But he told the crowd that this stark contrast in behavior between the president and president-elect will continue during the next four years.
“It seems fairly clear for me what I have to do because I’m journalist,” he said. “My reaction I think has to be to do my job and hold this new administration accountable.”
But not everyone is a journalist.
He told the crowd that they, as citizens, also need to engage in holding the administration accountable by demanding the respect for the rule of law because it is vital to society,” as Dr. King surely would have reminded us,” he said.
“I think we’ve got a lot of work to do,” he said, finishing his speech.
“I appreciated his candor and his ability to empathize with his audience,” says Alexis Kassim, 32, of Reston who listened Robinson’s talk. “How I’ve been explaining my feelings as a black woman is that I may not live in safety, but I don’t live in fear.”
Kassim is associate pastor of the Westmoreland Congregational United Church of Christ in Bethesda, Md.
“I’m nervous about losing protections—civil rights, voting rights, environmental protections,” she says. “I’m nervous all of the progress we’ve made will be rolled back.”
Ken Reinfeld, 71, of Reston, also has concerns.
“I think what [Robinson] is saying is important,” he says. “To have a morally bankrupt person become president and the impact that will have on our children is worrisome.”

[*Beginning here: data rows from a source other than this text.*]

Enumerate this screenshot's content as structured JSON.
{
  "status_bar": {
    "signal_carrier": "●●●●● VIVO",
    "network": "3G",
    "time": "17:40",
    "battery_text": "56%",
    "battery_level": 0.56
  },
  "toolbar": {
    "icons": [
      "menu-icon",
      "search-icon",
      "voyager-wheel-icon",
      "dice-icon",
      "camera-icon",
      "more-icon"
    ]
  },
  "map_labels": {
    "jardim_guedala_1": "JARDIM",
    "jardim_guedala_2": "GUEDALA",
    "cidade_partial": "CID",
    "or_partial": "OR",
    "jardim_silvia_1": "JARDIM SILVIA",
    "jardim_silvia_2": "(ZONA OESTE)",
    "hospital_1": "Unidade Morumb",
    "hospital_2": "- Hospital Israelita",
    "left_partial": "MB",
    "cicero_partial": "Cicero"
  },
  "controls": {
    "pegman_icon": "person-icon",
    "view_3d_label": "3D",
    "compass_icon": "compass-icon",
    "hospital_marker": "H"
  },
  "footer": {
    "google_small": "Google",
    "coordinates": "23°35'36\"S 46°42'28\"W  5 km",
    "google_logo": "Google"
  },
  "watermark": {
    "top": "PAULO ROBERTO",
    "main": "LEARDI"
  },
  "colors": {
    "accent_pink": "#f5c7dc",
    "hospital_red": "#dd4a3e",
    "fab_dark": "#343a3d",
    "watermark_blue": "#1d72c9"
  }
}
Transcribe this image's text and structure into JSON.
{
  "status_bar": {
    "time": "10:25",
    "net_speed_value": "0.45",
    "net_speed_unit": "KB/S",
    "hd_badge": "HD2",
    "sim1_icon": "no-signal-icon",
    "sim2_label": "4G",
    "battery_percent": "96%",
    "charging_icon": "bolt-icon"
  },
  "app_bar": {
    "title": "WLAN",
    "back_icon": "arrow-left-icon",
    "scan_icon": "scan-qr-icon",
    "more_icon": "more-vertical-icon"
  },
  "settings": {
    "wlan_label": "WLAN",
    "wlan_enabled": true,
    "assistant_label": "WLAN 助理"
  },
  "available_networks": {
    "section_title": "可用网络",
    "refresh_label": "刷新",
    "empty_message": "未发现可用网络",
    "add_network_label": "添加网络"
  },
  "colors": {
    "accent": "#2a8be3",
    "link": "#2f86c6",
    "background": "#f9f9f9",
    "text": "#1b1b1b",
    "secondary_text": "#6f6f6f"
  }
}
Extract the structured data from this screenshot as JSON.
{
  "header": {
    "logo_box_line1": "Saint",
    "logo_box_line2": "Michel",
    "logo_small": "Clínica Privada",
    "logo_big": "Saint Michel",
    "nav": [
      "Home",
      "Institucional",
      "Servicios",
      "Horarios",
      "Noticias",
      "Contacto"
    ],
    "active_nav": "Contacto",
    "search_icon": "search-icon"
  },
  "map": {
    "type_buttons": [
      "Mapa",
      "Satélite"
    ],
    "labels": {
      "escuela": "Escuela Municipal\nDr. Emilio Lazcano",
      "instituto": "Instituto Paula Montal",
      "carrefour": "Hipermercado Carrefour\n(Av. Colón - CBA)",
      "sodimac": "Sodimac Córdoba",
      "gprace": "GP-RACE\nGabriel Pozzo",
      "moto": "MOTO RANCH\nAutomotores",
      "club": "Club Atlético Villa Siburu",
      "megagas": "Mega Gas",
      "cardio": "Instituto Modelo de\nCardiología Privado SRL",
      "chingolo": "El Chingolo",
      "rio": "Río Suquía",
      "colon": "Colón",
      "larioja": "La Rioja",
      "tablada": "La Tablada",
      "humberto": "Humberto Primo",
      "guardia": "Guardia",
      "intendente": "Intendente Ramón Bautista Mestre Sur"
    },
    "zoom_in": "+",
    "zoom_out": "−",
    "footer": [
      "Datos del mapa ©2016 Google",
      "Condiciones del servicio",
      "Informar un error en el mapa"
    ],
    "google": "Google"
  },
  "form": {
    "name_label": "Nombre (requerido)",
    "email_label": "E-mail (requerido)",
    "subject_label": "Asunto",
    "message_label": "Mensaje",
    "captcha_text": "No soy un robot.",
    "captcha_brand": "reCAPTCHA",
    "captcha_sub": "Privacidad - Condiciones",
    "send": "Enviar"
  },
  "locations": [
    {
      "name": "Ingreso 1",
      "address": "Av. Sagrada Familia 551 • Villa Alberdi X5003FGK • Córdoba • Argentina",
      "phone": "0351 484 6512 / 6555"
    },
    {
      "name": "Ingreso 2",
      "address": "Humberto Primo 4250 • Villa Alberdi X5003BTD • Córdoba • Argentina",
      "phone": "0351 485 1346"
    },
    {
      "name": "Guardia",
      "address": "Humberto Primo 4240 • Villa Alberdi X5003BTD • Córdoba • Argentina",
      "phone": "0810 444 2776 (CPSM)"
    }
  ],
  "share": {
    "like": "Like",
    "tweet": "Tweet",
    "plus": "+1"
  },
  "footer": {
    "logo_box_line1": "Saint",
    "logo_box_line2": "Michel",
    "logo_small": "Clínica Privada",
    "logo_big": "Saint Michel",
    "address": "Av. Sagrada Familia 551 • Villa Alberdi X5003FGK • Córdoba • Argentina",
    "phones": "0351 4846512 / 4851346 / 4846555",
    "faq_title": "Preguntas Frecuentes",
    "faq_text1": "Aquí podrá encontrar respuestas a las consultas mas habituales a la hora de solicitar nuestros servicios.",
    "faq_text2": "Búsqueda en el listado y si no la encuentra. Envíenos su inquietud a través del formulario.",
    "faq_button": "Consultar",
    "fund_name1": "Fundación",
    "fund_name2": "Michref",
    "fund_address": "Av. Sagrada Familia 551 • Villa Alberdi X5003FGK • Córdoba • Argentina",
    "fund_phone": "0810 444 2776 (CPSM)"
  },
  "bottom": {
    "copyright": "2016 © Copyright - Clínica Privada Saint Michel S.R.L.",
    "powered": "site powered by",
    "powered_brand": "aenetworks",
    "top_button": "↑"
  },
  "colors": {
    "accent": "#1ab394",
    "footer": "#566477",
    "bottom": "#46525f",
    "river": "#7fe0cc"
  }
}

But Kassim remains hopeful.
“I believe in the power of the people and my generation,” she says.